Name-wise, the human cast is a force to be reckoned with—but an impressive marquee alone does not a great Muppet movie make. In addition to Gervais and Fey, the film boasts appearances from Tom Hiddleston, Christoph Waltz, and Ty Burrell (of TV’s Modern Family). Each of these talents is lovable in his own right, but their combined efforts failed to salvage the sinking S.S. Muppet.
All of these humans played the kinds of bit roles or mundane characters you’d prefer to see left on the drawing-room floor—cringeworthy rough-drafts who weaseled their way into the final product.
It could be opined that 2011’s Jason Segel-fueled Muppet vehicle achieved success using a similar formula. But The Muppets (2011) used humans like Jason Segel as accessories to an intrinsically Muppet plot—the heartwarming tale of a lost Muppet, found.
Rather than using Segel as a crutch, though, The Muppets’ action was propelled by the plight of the Muppets’ fading star, interwoven with the unfolding saga of Scooter’s personal identity crisis. Scooter may have been somewhat bland, but this blandness made him less of a threat—competent, likable, and run-of-the-mill, he entrusted the comedy to his capable Muppet elders.
Down to its title, The Muppets was pure. It was Muppet-driven. It was simply Muppet.
With the absence of any such characters or engaging plot lines in Muppets Most Wanted, viewers are left heartsick and nostalgic for our old Muppet favorites. Gonzo played a minor role in this film, but was relegated to the background in favor of bores like Constantine. Rizzo made a brief, self-referential cameo about feeling neglected—which more so hit home how bored and saddened I was at that point than providing any kind of comic relief.
For all the sweeping, grievous statements I’ve made so far—the positives did exist.

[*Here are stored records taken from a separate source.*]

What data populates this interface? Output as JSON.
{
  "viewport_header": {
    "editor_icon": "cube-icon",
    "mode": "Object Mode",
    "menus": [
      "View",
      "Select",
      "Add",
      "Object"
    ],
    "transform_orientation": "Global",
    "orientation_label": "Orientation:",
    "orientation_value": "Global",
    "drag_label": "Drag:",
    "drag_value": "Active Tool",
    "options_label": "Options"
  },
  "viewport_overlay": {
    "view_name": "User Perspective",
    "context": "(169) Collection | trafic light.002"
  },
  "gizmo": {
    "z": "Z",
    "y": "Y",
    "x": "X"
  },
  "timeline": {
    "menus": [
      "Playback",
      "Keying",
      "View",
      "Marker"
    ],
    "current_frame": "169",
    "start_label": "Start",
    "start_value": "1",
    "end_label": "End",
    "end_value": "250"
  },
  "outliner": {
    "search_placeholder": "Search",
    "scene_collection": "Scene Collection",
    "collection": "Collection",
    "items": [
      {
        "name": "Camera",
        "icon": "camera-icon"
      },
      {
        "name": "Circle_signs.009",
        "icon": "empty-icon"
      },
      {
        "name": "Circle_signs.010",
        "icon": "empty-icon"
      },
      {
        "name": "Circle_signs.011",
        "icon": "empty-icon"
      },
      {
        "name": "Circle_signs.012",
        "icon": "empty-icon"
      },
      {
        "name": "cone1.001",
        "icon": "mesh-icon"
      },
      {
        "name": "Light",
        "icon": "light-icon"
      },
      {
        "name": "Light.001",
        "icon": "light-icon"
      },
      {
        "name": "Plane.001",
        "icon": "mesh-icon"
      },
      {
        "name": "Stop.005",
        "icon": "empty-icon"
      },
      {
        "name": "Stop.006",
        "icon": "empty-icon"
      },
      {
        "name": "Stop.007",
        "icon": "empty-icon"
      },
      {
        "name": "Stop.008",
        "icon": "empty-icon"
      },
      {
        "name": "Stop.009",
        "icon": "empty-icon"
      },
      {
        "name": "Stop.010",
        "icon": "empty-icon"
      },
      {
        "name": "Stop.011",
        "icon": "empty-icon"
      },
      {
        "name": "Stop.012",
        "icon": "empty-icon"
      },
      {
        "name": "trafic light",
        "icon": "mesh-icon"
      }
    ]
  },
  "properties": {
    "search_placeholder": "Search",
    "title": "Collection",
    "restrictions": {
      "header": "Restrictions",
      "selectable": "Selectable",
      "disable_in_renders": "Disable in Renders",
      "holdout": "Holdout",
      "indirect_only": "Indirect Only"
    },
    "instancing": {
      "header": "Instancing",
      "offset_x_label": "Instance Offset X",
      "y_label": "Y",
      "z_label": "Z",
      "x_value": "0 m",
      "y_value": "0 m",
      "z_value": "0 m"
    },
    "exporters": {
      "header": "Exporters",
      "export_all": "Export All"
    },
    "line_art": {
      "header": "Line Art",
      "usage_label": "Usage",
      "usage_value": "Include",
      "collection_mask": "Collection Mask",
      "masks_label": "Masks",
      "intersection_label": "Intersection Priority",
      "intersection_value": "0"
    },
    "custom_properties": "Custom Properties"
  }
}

Muppets Most Wanted’s greatest comedic stroke arrived in the back-and-forth between the oft-underutilized Eagle Sam—my own dark horse contender for Greatest Muppet Ever—and his flamboyant, stereotypical French law enforcement counterpart, Jean Pierre Napoleon (Burrell). Both are glib nationalist caricatures: Eagle Sam reprises his role as a zealous American patriot, in heavy-handed contrast to Napoleon’s parodically laissez-faire Franco-European lifestyle (think five-hour lunch breaks and tiny cars).
These two characters—and their lovable bickering over who has the bigger badge—was almost worth the price of admission. It’s heartening that, while the film did leave me restless at certain points, the brilliance and humor so characteristic of the Muppets was able to shine through at times like this.
That said, I am a realist. I begrudgingly accept that this Muppet film didn’t have the same entrancing effect on me as its predecessors. As much as the Muppet canon might be a part of my every waking day, I refuse to be blinded by the past.
The movie is bad. But I still love the Muppets, and so should you. They are irreverent, clever, and—best of all—absurd. Jim Henson’s is the kind of slightly-crazy American dream that would do Sam Eagle proud, and that kind of dream deserves its own kind of credit.
Besides, take a look at Hollywood today. I’d wager that Henson’s Muppets are fuller and more reminiscent of vitality than a great many of their human brethren.